Even those unfamiliar with the film’s source material will know how it ends, as Linklater and Rabe open the film with a brief look at the January 1984 blizzard that swoops through Owl, forever impacting the three key characters. Soon, we’re flashing back to September when Julia rolled into Owl, an outsider about to be steeped in this particular brand of small-town life. She’s taken a teaching job at the local high school to get her away from her unseen husband, first chalking up the short-term assignment to work pressures, later making it plain that their relationship is practically dead, and when she’s not drinking herself silly at one of the town’s local bars, she’s showing up hungover and out of it in her history classes.
Linklater and Rabe lean on some messy affectations to get their story rolling, including everything from the cute (an unnecessary animated sequence that introduces the town) to the ridiculous (Rabe gliding along the high school hallway in a bizarre double dolly shot; constant use of a fisheye lens in wide shots) to the actually quite good (introductions to Julia’s students, including Mitch, that reveal some serious truths in a winking fashion). Mostly, it just takes a while to settle into itself, to get into a compelling and sensical groove.

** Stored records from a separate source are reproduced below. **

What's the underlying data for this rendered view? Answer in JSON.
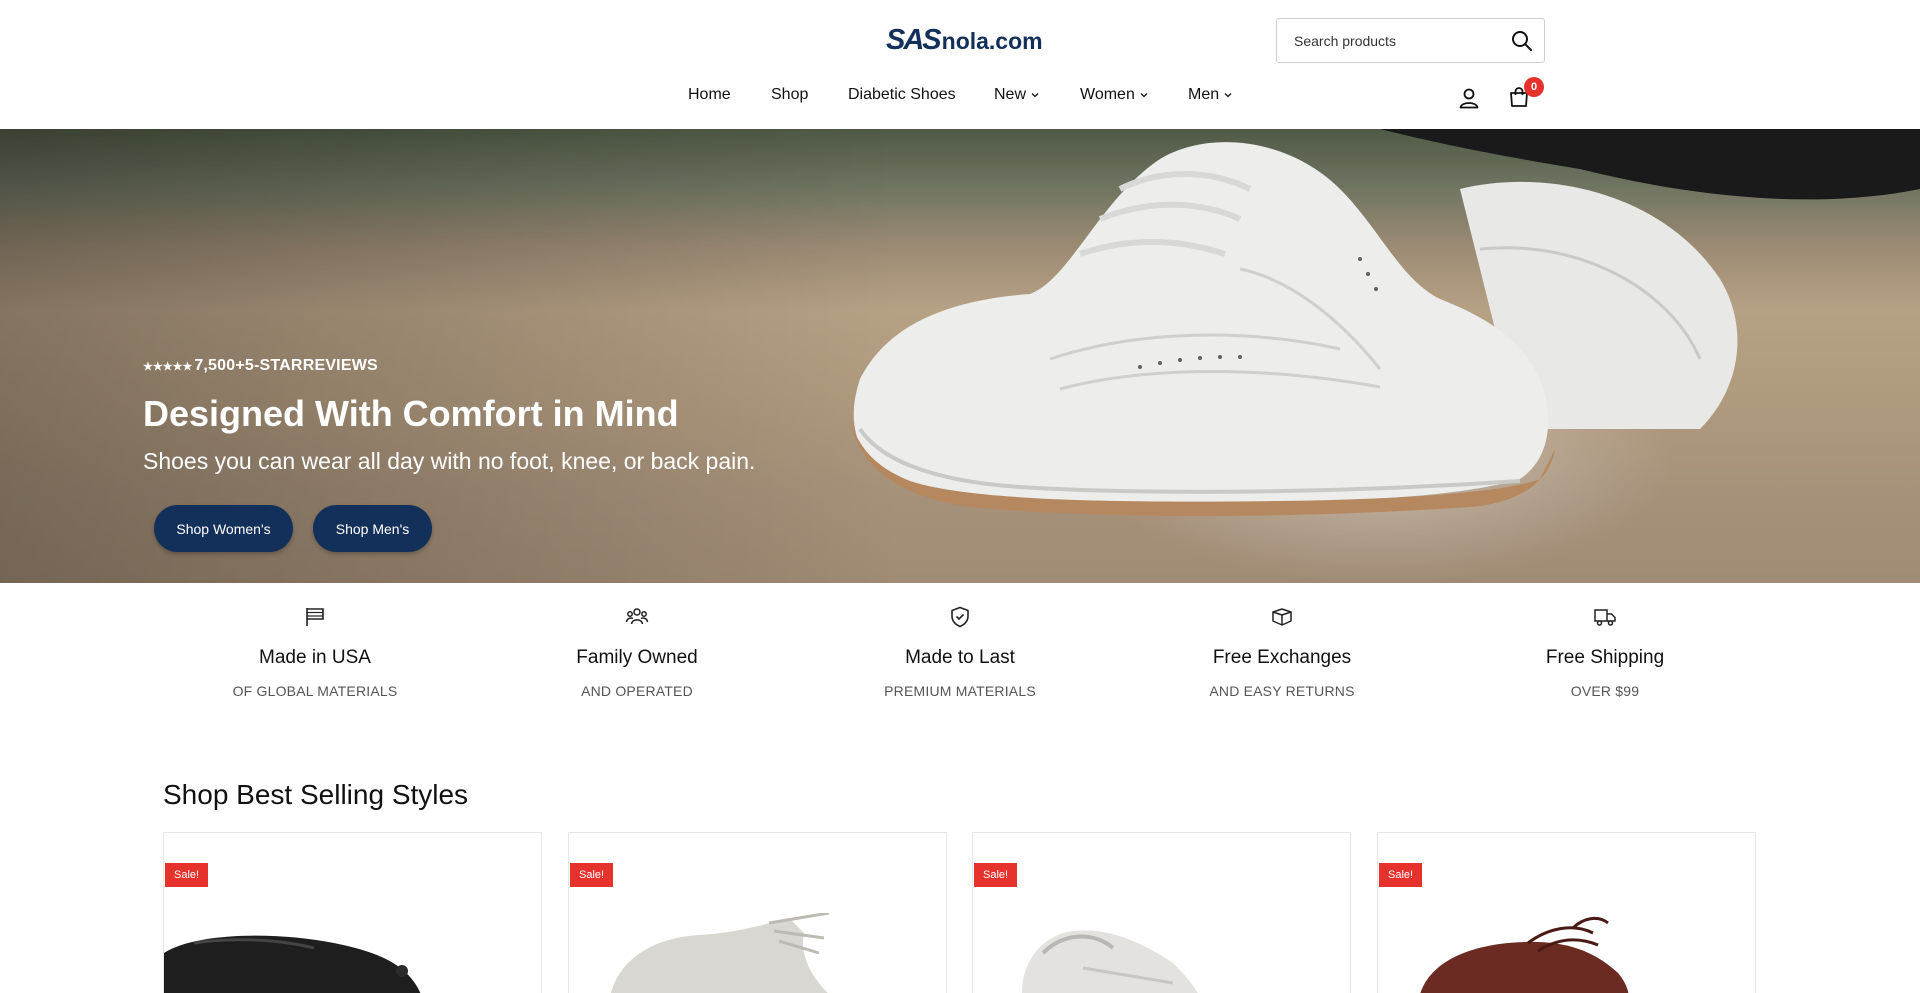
{
  "brand": {
    "logo_mark": "SAS",
    "logo_text": "nola.com"
  },
  "search": {
    "placeholder": "Search products",
    "icon": "search-icon"
  },
  "nav": {
    "items": [
      {
        "label": "Home",
        "dropdown": false
      },
      {
        "label": "Shop",
        "dropdown": false
      },
      {
        "label": "Diabetic Shoes",
        "dropdown": false
      },
      {
        "label": "New",
        "dropdown": true
      },
      {
        "label": "Women",
        "dropdown": true
      },
      {
        "label": "Men",
        "dropdown": true
      }
    ]
  },
  "header_icons": {
    "account": "user-icon",
    "cart": "shopping-bag-icon",
    "cart_count": "0"
  },
  "hero": {
    "stars": "★★★★★",
    "reviews": "7,500+5-STARREVIEWS",
    "title": "Designed With Comfort in Mind",
    "subtitle": "Shoes you can wear all day with no foot, knee, or back pain.",
    "btn_women": "Shop Women's",
    "btn_men": "Shop Men's"
  },
  "features": [
    {
      "icon": "flag-icon",
      "title": "Made in USA",
      "sub": "OF GLOBAL MATERIALS"
    },
    {
      "icon": "family-icon",
      "title": "Family Owned",
      "sub": "AND OPERATED"
    },
    {
      "icon": "shield-check-icon",
      "title": "Made to Last",
      "sub": "PREMIUM MATERIALS"
    },
    {
      "icon": "box-icon",
      "title": "Free Exchanges",
      "sub": "AND EASY RETURNS"
    },
    {
      "icon": "truck-icon",
      "title": "Free Shipping",
      "sub": "OVER $99"
    }
  ],
  "best_sellers": {
    "title": "Shop Best Selling Styles",
    "products": [
      {
        "badge": "Sale!",
        "color": "#1e1e1e"
      },
      {
        "badge": "Sale!",
        "color": "#d9d7d2"
      },
      {
        "badge": "Sale!",
        "color": "#e3e2df"
      },
      {
        "badge": "Sale!",
        "color": "#6b2a22"
      }
    ]
  },
  "colors": {
    "brand_navy": "#13305a",
    "sale_red": "#e5322d",
    "badge_red": "#e5322d"
  }
}
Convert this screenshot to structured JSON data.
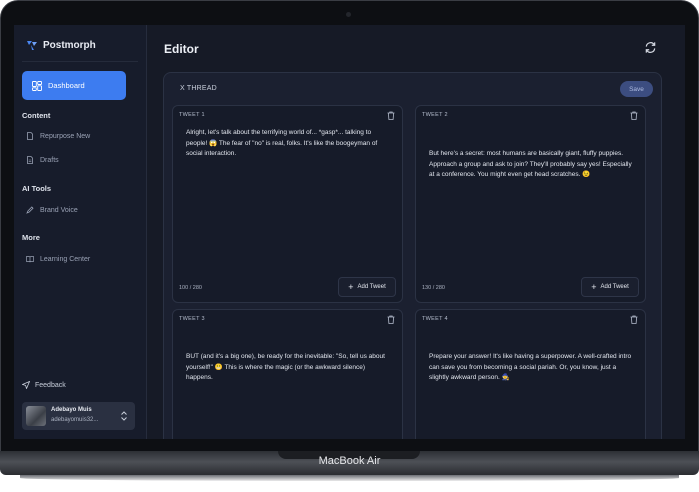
{
  "device": {
    "label": "MacBook Air"
  },
  "brand": {
    "name": "Postmorph"
  },
  "sidebar": {
    "dashboard_label": "Dashboard",
    "sections": {
      "content": "Content",
      "ai_tools": "AI Tools",
      "more": "More"
    },
    "items": {
      "repurpose": "Repurpose New",
      "drafts": "Drafts",
      "brand_voice": "Brand Voice",
      "learning": "Learning Center"
    },
    "feedback_label": "Feedback",
    "user": {
      "name": "Adebayo Muis",
      "email": "adebayomuis32..."
    }
  },
  "main": {
    "title": "Editor",
    "panel_title": "X THREAD",
    "save_label": "Save",
    "add_label": "Add Tweet",
    "tweets": [
      {
        "label": "TWEET 1",
        "text": "Alright, let's talk about the terrifying world of... *gasp*... talking to people! 😱 The fear of \"no\" is real, folks. It's like the boogeyman of social interaction.",
        "count": "100 / 280"
      },
      {
        "label": "TWEET 2",
        "text": "But here's a secret: most humans are basically giant, fluffy puppies. Approach a group and ask to join? They'll probably say yes! Especially at a conference. You might even get head scratches. 😉",
        "count": "130 / 280"
      },
      {
        "label": "TWEET 3",
        "text": "BUT (and it's a big one), be ready for the inevitable: \"So, tell us about yourself!\" 😬 This is where the magic (or the awkward silence) happens."
      },
      {
        "label": "TWEET 4",
        "text": "Prepare your answer! It's like having a superpower. A well-crafted intro can save you from becoming a social pariah. Or, you know, just a slightly awkward person. 🧙"
      }
    ]
  }
}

Then again, that’s also Julia’s experience as she attempts to get hip to Owl life in fits and starts. She’s deluged with new friends and foes, like Vanessa Hudgens as fellow teacher Naomi (an almost unbearably shrill and one-note role that the actress occasionally finds real sparks in), Finn Wittrock as a smooth-talking coach with a secret, Harris as the welcoming older gent Horace, and Henry Golding as former Owl football star Vance Druid. As Julia gets to know the shape of Owl, so too do we — and it’s not always pleasing, as Linklater and Rabe peel off the layers of this particular town with both relish and discomfort. If that sounds awkward, it is.
Julia remains the cracked lens through which we view all of this, an unreliable narrator with a skewed sense of, well, just about everything. The kind Horace provides a respite for the addled Julia, heaping on her both home-cooked meals and home-baked gossip, all the better to obscure what’s really happening with his own life. Julia’s sense of propriety is so warped that she can’t recognize how nefarious Coach Laidlaw (Wittrock) really is, nor how his various misdeeds have impacted a close group of sensitive students (including Rosenstein, Jack Dylan Grazer, and Arianna Jaffier). And she sure as hell can’t come to grips with the blooming obsession she feels for Vance, which reduces her to drunk hysterics on the regular. (Late in the film, as Julia sobs that she feels like she’s not done with her 20s — despite pushing 40 — it feels like one of many keys to the story that are dangled and then snatched away.)
In short (and in very reductive terms), no one in Owl is well, and the looming blizzard is only the next disaster to befall them. How Linklater and Rabe handle that dark truth can be puzzling, leaning on some characters and situations while leaving others to wither, never quite acknowledging the darkness that plagues this place, and ultimately moving toward a wholly unearned conclusion. Klosterman’s vision of this tiny, insulated world was never this neat and tidy, a lesson that has not translated to its cinematic companion. It’s a slice of life, surely, but a meager one at that.
“Downtown Owl” premiered at the 2023 Tribeca Film Festival. Sony will release it at a later date.